sonos = SoCo('192.168.1.156')

sonos.play()

This makes a connection to the Sonos speaker with IP address 192.168.1.156 and issues a play command. The functions sonos.pause(), sonos.next(), and sonos.previous() are substituted to provide the needed options. There is also a function to connect by speaker name. This is better as the IP may change, however, by IP is about 1/4 second faster.

Here’s a link to the script I came up with and am using for control:

sonos.py

Usage examples:

Start playback using speaker’s name:

sonos --name="Speaker Name" --play

Pause playback using speaker IP address:

sonso --ip-address=192.168.1.2 --pause

Current options:

-i, --ip-address=ADDRESS    Connect using IP address or hostname of Sonos speaker.
-n, --name=NAME             Connect using name of Sonos Speaker. CaSe counts.
                              Ignored if IP address option is specified.
-d, --discover              List Sonos speakers on the network.
--uri=URI                   Play a URI. URI example:
                              "x-rincon-mp3radio://http://server/mp3path".
--nowplaying                Display current playback title.
--status                    Display current playback status.
--play                      Begin playback.
--pause                     Pause playback.
--previous                  Play previous item.
--next                      Play next item.

The –ip-address or –name must be supplied for all commands except –discover. Again, being new to Python, it could be better, errors are not handled well for invalid IP or URI. This script requires Python and the SoCo library installed.

Back to LIRC

Now that we have a working control of the speaker for the command line, LIRC/irexec can now be set up to issue the necessary commands.

4 unused remote buttons must be selected and identified. Since my play, pause, next, previous buttons were already being used by Kodi, I needed to pick other buttons. Since I’m using a programmable URC remote, any code can be assigned to the physical remote buttons.

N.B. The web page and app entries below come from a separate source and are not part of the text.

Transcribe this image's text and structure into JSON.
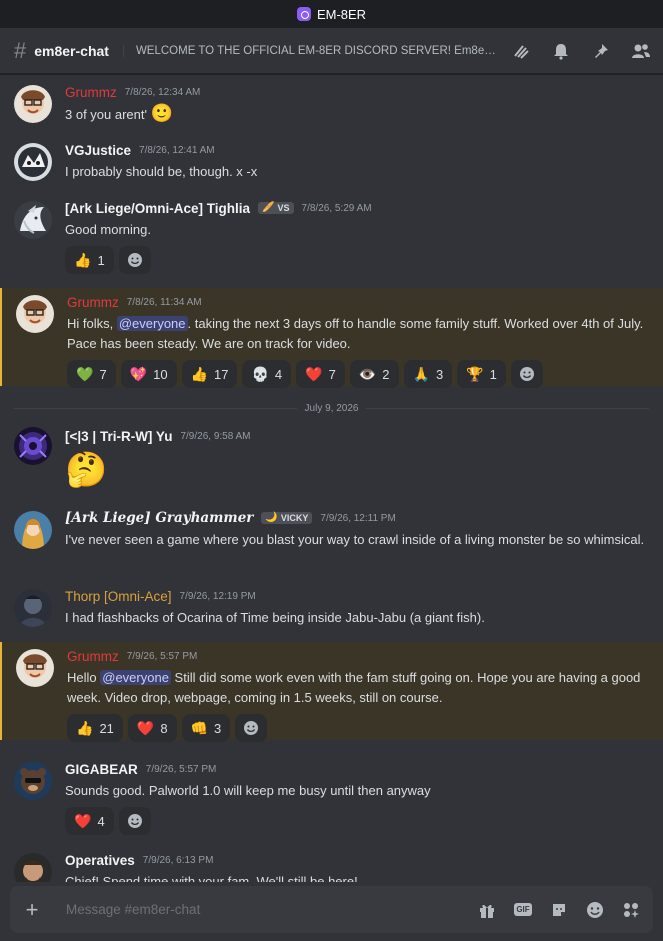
{
  "app": {
    "title": "EM-8ER",
    "icon": "app-logo-icon"
  },
  "header": {
    "channel_icon": "#",
    "channel_name": "em8er-chat",
    "topic": "WELCOME TO THE OFFICIAL EM-8ER DISCORD SERVER! Em8er Cha...",
    "icons": [
      "threads-icon",
      "bell-icon",
      "pin-icon",
      "members-icon"
    ]
  },
  "messages": [
    {
      "author": "Grummz",
      "timestamp": "7/8/26, 12:34 AM",
      "text": "3 of you arent'",
      "emoji": "🙂"
    },
    {
      "author": "VGJustice",
      "timestamp": "7/8/26, 12:41 AM",
      "text": "I probably should be, though. x -x"
    },
    {
      "author": "[Ark Liege/Omni-Ace] Tighlia",
      "tag": "VS",
      "timestamp": "7/8/26, 5:29 AM",
      "text": "Good morning.",
      "reactions": [
        {
          "emoji": "👍",
          "count": "1"
        }
      ]
    },
    {
      "author": "Grummz",
      "timestamp": "7/8/26, 11:34 AM",
      "text_a": "Hi folks, ",
      "mention": "@everyone",
      "text_b": ". taking the next 3 days off to handle some family stuff. Worked over 4th of July. Pace has been steady. We are on track for video.",
      "reactions": [
        {
          "emoji": "💚",
          "count": "7"
        },
        {
          "emoji": "💖",
          "count": "10"
        },
        {
          "emoji": "👍",
          "count": "17"
        },
        {
          "emoji": "💀",
          "count": "4"
        },
        {
          "emoji": "❤️",
          "count": "7"
        },
        {
          "emoji": "👁️",
          "count": "2"
        },
        {
          "emoji": "🙏",
          "count": "3"
        },
        {
          "emoji": "🏆",
          "count": "1"
        }
      ]
    },
    {
      "author": "[<|3 |  Tri-R-W] Yu",
      "timestamp": "7/9/26, 9:58 AM",
      "emoji": "🤔"
    },
    {
      "author": "[Ark Liege] Grayhammer",
      "tag": "VICKY",
      "timestamp": "7/9/26, 12:11 PM",
      "text": "I've never seen a game where you blast your way to crawl inside of a living monster be so whimsical."
    },
    {
      "author": "Thorp [Omni-Ace]",
      "timestamp": "7/9/26, 12:19 PM",
      "text": "I had flashbacks of Ocarina of Time being inside Jabu-Jabu (a giant fish)."
    },
    {
      "author": "Grummz",
      "timestamp": "7/9/26, 5:57 PM",
      "text_a": "Hello ",
      "mention": "@everyone",
      "text_b": " Still did some work even with the fam stuff going on. Hope you are having a good week. Video drop, webpage, coming in 1.5 weeks, still on course.",
      "reactions": [
        {
          "emoji": "👍",
          "count": "21"
        },
        {
          "emoji": "❤️",
          "count": "8"
        },
        {
          "emoji": "👊",
          "count": "3"
        }
      ]
    },
    {
      "author": "GIGABEAR",
      "timestamp": "7/9/26, 5:57 PM",
      "text": "Sounds good. Palworld 1.0 will keep me busy until then anyway",
      "reactions": [
        {
          "emoji": "❤️",
          "count": "4"
        }
      ]
    },
    {
      "author": "Operatives",
      "timestamp": "7/9/26, 6:13 PM",
      "text": "Chief! Spend time with your fam. We'll still be here!"
    }
  ],
  "divider": "July 9, 2026",
  "composer": {
    "placeholder": "Message #em8er-chat",
    "icons": [
      "gift-icon",
      "gif-icon",
      "sticker-icon",
      "emoji-icon",
      "apps-icon"
    ],
    "gif_label": "GIF"
  },
  "colors": {
    "accent": "#5865f2",
    "highlight_bar": "#e8b33b",
    "grummz": "#e03a3a",
    "thorp": "#d9a13b"
  }
}
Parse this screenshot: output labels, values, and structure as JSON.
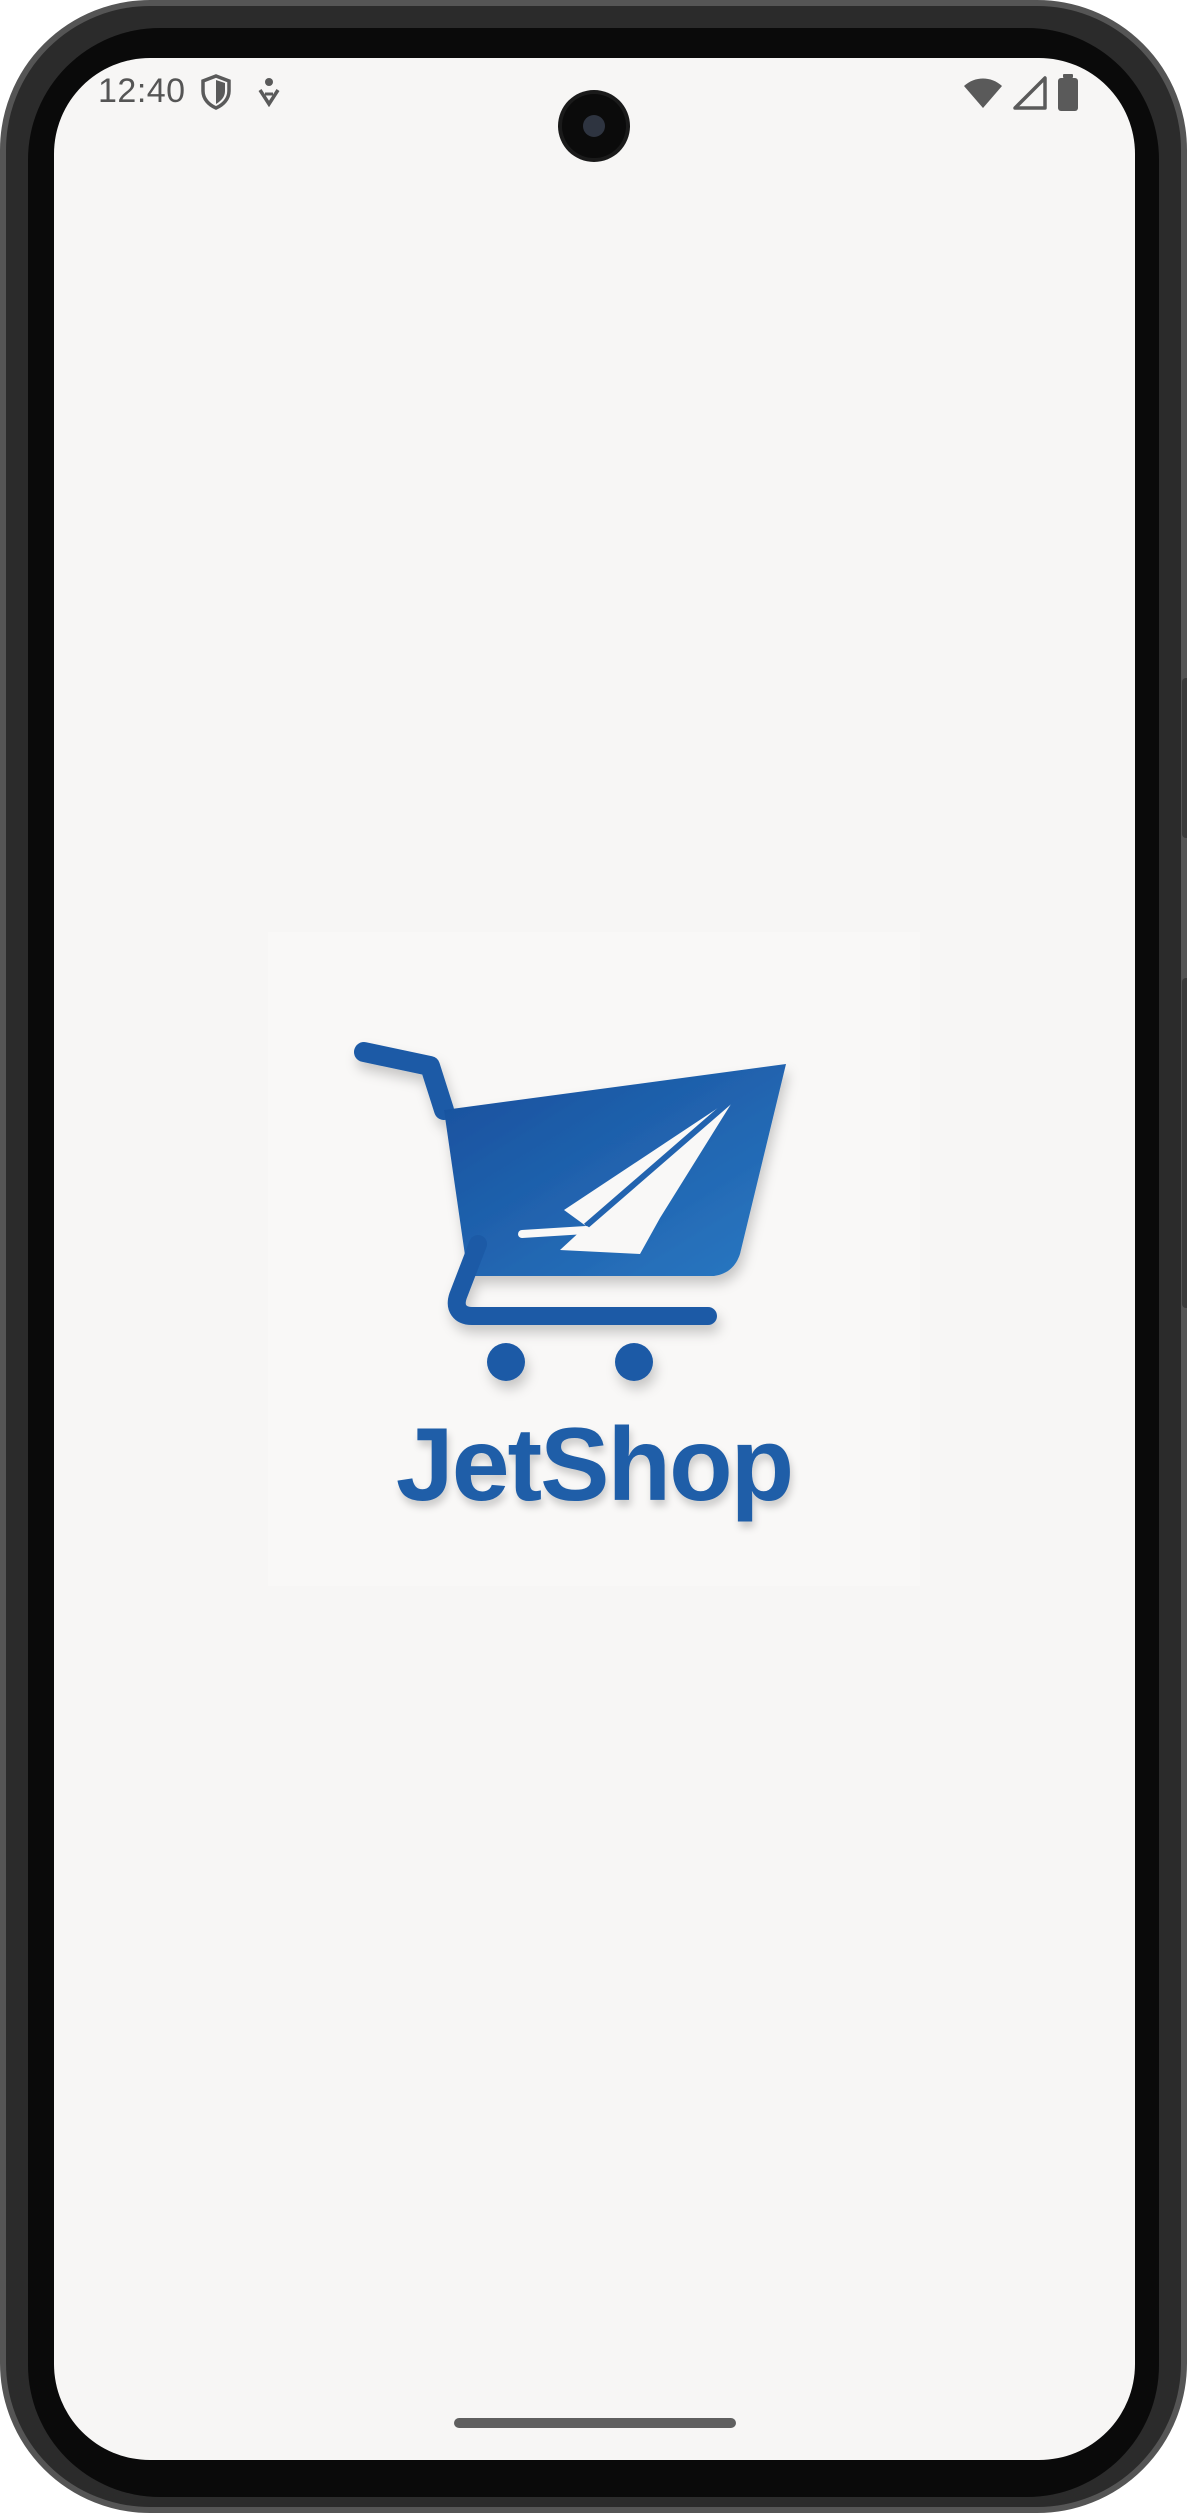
{
  "status_bar": {
    "time": "12:40",
    "left_icons": [
      "shield-icon",
      "accessibility-icon"
    ],
    "right_icons": [
      "wifi-icon",
      "signal-icon",
      "battery-icon"
    ]
  },
  "splash": {
    "app_name": "JetShop",
    "logo_icon": "shopping-cart-jet-icon",
    "colors": {
      "brand_blue": "#1f5ea8",
      "background": "#f7f6f5"
    }
  }
}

In a terminal, run the command irw. Press buttons on the remote, irw will print out the LIRC button names. If it does not, LIRC may not be configured correctly. These names will be needed by irexec.

I chose the following buttons:

Remote Button "Audio", LIRC name "KEY_LANGUAGE"
Remote Button "My Radio, LIRC name "KEY_RADIO"
Remote Button "Print", LIRC name "KEY_PRINT"
Remote Button "Subtitle". LIRC name "KEY_TITLE"

With buttons identified, it’s just a matter of telling irexec what to do when they’re pressed. This is done via the irexec.lircrc  configuration file. It is located in /etc/lirc.

Here’s my irexec.lircrc:

begin
prog = irexec
button = KEY_LANGUAGE
config = /usr/local/bin/sonos --name=Theater --previous
end

begin
prog = irexec
button = KEY_RADIO
config = /usr/local/bin/sonos --name=Theater --next
end

begin
prog = irexec
button = KEY_PRINT
config = /usr/local/bin/sonos --name=Theater --play
end

begin
prog = irexec
button = KEY_TITLE
config = /usr/local/bin/sonos --name=Theater --pause
end

Its format is simple, set button equal to the LIRC button found by irw, set config to the program to execute. The irexe daemon needs to be restarted after modifying this file:

service irexec restart

At this point, the remote should now control Sonos. The sonos.py script is located in /usr/local/bin with a symbolic link from sonos to it.